Bottles with filtering straws or lids
Some bottles come with a filter built into the bottle that is either a part of the lid or incorporated as a straw. The user fills up the bottle with water and as water is consumed it passes through a filter. Overall, this is a fast, painless option that simply requires filling the bottle with water. However, it’s obviously not an option for large groups, and you won’t be able to filter large amounts of water in one go. Water sources will need to be readily available during your trek.
When you’re looking at filtration systems, some criteria you might want to evaluate, based on your needs, include:
When it comes to water that needs to be treated for viruses as well as protozoa and bacteria, you’ll need a water purifier; filters will not eliminate viruses because they are so small they slip through the filter’s pores. Water purifiers use chemicals or UV light to destroy all the pathogens (protozoa, bacteria and viruses) that are found in the water. Some water purifiers also include a filter for removing sediment or debris from the water.
On the downside, chemical options can leave a taste or odor to the water and also require a period of waiting time before the water can be safely consumed. SteriPens and other electronic options require batteries which can get expensive over the life of the product. Water may require pre-filtering if you’re drawing from a stagnant source; if you’re drawing from running water, go for it.
Chemical Treatment Drops or Tablets
Tablets and chemical drops are a great choice for weight-conscious or ultralight backpackers. Tablets take up less space in your pack and weight little, both big benefits. Many people love having tablets or drops as a backup system and they are also a good idea to include in an emergency kit. If you are using these means, however, be sure to budget the time for them to fully disinfect your water.
UV Light Purifiers
Popular with international travelers or the ultralight crowd, SteriPen UV light purifiers emit a stream of UV light into the water. This high-intensity light disrupts the DNA within the bacteria, protozoa, and viruses that may be lurking the water, rendering them unable to reproduce and, therefore, harmless.

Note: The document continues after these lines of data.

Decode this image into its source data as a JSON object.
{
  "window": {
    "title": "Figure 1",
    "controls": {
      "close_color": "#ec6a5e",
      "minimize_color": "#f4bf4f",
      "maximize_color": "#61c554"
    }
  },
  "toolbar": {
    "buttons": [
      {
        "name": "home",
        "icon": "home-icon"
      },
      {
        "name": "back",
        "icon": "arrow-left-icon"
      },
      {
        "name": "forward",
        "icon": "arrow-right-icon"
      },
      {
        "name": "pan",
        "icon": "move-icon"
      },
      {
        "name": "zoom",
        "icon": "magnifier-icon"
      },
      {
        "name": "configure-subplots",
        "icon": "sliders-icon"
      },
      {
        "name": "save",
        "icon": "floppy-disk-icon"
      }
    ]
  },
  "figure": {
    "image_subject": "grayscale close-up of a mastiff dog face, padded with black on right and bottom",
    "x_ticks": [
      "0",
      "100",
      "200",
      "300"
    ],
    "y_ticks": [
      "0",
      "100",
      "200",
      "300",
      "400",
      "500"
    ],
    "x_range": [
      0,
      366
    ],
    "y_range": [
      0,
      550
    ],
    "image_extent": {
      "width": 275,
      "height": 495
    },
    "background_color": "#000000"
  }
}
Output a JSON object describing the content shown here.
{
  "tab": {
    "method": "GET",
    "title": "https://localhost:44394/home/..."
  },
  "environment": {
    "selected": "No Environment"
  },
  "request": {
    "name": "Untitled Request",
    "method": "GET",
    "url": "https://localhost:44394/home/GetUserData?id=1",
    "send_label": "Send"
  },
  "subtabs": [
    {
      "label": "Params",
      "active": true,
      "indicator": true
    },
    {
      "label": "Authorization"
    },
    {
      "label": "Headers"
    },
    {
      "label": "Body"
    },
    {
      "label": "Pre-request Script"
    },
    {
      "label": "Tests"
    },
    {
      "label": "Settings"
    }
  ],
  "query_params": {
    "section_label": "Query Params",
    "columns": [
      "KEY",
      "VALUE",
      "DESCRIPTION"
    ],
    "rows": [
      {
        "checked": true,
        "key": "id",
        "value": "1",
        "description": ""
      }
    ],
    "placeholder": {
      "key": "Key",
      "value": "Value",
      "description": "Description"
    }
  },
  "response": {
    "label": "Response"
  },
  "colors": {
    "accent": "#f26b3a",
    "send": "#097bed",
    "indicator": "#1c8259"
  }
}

The major shortcoming of UV light purifiers is that they tend to run through batteries quickly. They’re also is only effective in clear water, so if you’re using a source with a lot of sediment, it should probably be filtered first to clarify it. There is also a chance your bulb could burn out or break in transit, so it’s wise to carry tablets as backup. (I learned this the hard way in Nicaragua when the lamp of my SteriPen shattered in my baggage and I had to rely on a friend’s water treatment system).
Boiling your Water
Finally, you can always boil water to purify it. This age-old solution has a few drawbacks, in that it can’t really be done on the go, and it requires a good amount of fuel (which you must also pack and carry) and time waiting for water to boil. This can be problematic at elevation, where boiling cold or frozen water will require extra time and fuel.
Having the right water treatment plan and equipment is crucial to a successful trip. Whichever water treatment option fits your needs best, always read the directions and take time to thoroughly familiarize yourself with the treatment system you’ve selected. This includes use, cleaning and storage, and repair of your unit. Taking the time to care and regularly clean your system will ensure longevity and provide you with safe drinking water, and depending on what system you’re using, it never hurts to have a backup plan.